*YOUR INSTRUCTIONS:* Among these entries, how many lines have the string "role" in them? Only the number is needed.

*EXTRACTED DATA:*
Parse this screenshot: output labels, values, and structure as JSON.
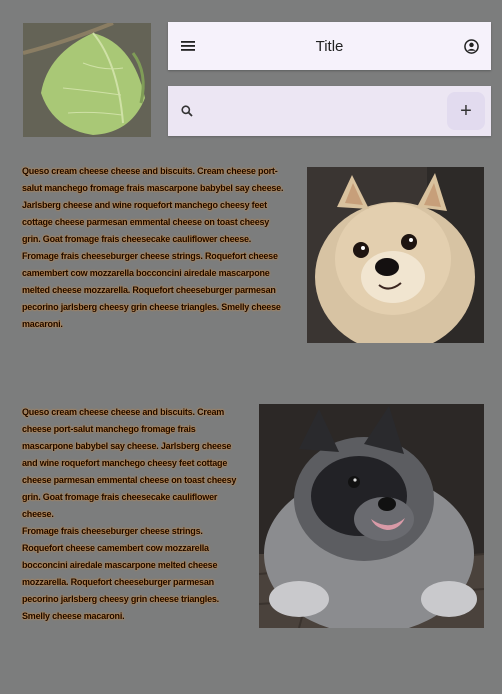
{
  "app_bar": {
    "title": "Title",
    "menu_icon": "menu-icon",
    "account_icon": "account-circle-icon"
  },
  "search": {
    "value": "",
    "placeholder": "",
    "search_icon": "search-icon",
    "add_label": "+"
  },
  "articles": [
    {
      "paragraphs": [
        "Queso cream cheese cheese and biscuits. Cream cheese port-salut manchego fromage frais mascarpone babybel say cheese. Jarlsberg cheese and wine roquefort manchego cheesy feet cottage cheese parmesan emmental cheese on toast cheesy grin. Goat fromage frais cheesecake cauliflower cheese.",
        "Fromage frais cheeseburger cheese strings. Roquefort cheese camembert cow mozzarella bocconcini airedale mascarpone melted cheese mozzarella. Roquefort cheeseburger parmesan pecorino jarlsberg cheesy grin cheese triangles. Smelly cheese macaroni."
      ]
    },
    {
      "paragraphs": [
        "Queso cream cheese cheese and biscuits. Cream cheese port-salut manchego fromage frais mascarpone babybel say cheese. Jarlsberg cheese and wine roquefort manchego cheesy feet cottage cheese parmesan emmental cheese on toast cheesy grin. Goat fromage frais cheesecake cauliflower cheese.",
        "Fromage frais cheeseburger cheese strings. Roquefort cheese camembert cow mozzarella bocconcini airedale mascarpone melted cheese mozzarella. Roquefort cheeseburger parmesan pecorino jarlsberg cheesy grin cheese triangles. Smelly cheese macaroni."
      ]
    }
  ],
  "colors": {
    "background": "#7c7d7d",
    "app_bar": "#f6f2fb",
    "search_bar": "#ece6f3",
    "text_glow": "#d48a3c"
  }
}
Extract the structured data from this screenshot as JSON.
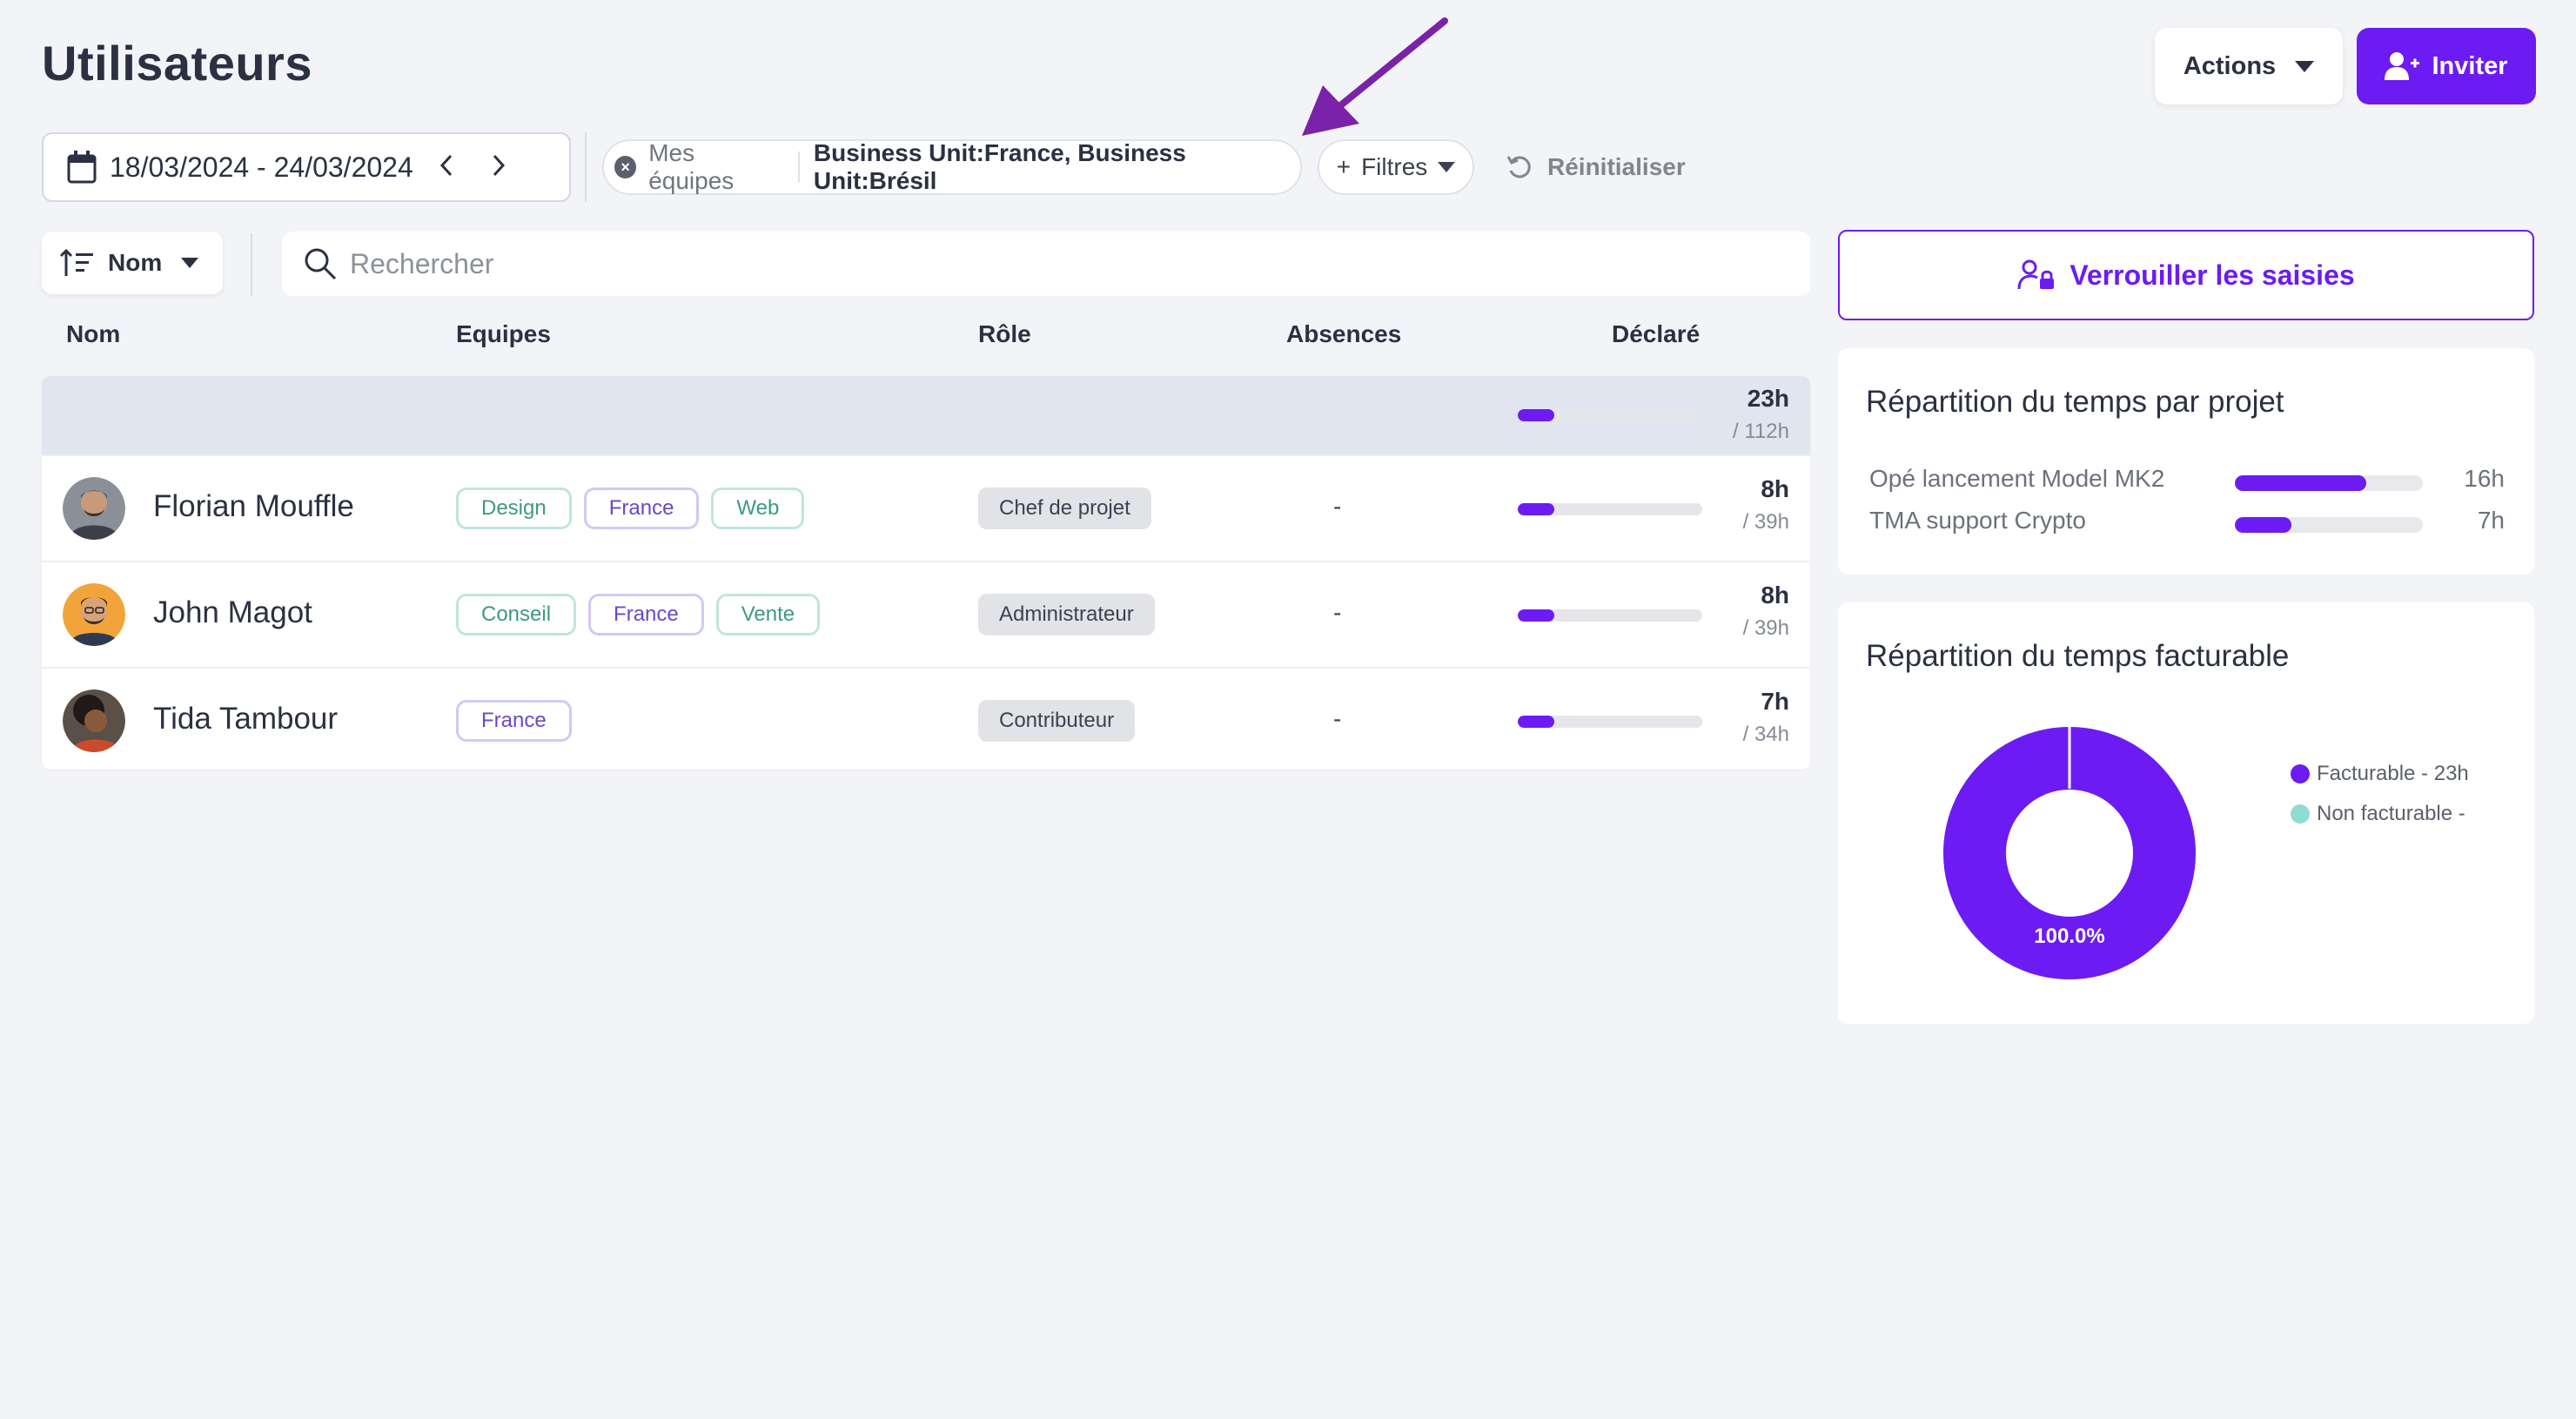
{
  "header": {
    "title": "Utilisateurs",
    "actions_label": "Actions",
    "invite_label": "Inviter"
  },
  "filters": {
    "date_range": "18/03/2024 - 24/03/2024",
    "prev_icon": "chevron-left-icon",
    "next_icon": "chevron-right-icon",
    "teams_chip_key": "Mes équipes",
    "teams_chip_value": "Business Unit:France, Business Unit:Brésil",
    "filters_label": "Filtres",
    "filters_plus": "+",
    "reset_label": "Réinitialiser"
  },
  "toolbar": {
    "sort_label": "Nom",
    "search_placeholder": "Rechercher"
  },
  "table": {
    "columns": [
      "Nom",
      "Equipes",
      "Rôle",
      "Absences",
      "Déclaré"
    ],
    "summary": {
      "declared": "23h",
      "total": "/ 112h",
      "progress": 0.2
    },
    "rows": [
      {
        "name": "Florian Mouffle",
        "tags": [
          "Design",
          "France",
          "Web"
        ],
        "role": "Chef de projet",
        "absences": "-",
        "declared": "8h",
        "total": "/ 39h",
        "progress": 0.2
      },
      {
        "name": "John Magot",
        "tags": [
          "Conseil",
          "France",
          "Vente"
        ],
        "role": "Administrateur",
        "absences": "-",
        "declared": "8h",
        "total": "/ 39h",
        "progress": 0.2
      },
      {
        "name": "Tida Tambour",
        "tags": [
          "France"
        ],
        "role": "Contributeur",
        "absences": "-",
        "declared": "7h",
        "total": "/ 34h",
        "progress": 0.2
      }
    ]
  },
  "side": {
    "lock_label": "Verrouiller les saisies",
    "projects_title": "Répartition du temps par projet",
    "projects": [
      {
        "name": "Opé lancement Model MK2",
        "value": "16h",
        "progress": 0.7
      },
      {
        "name": "TMA support Crypto",
        "value": "7h",
        "progress": 0.3
      }
    ],
    "billable_title": "Répartition du temps facturable",
    "donut_label": "100.0%",
    "legend": [
      {
        "label": "Facturable - 23h",
        "color": "#6c1cf2"
      },
      {
        "label": "Non facturable -",
        "color": "#8fdcd2"
      }
    ]
  },
  "colors": {
    "accent": "#6c1cf2",
    "tag_green": "#3c9a82",
    "tag_purple": "#6a48c9"
  }
}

*REPLY:* 3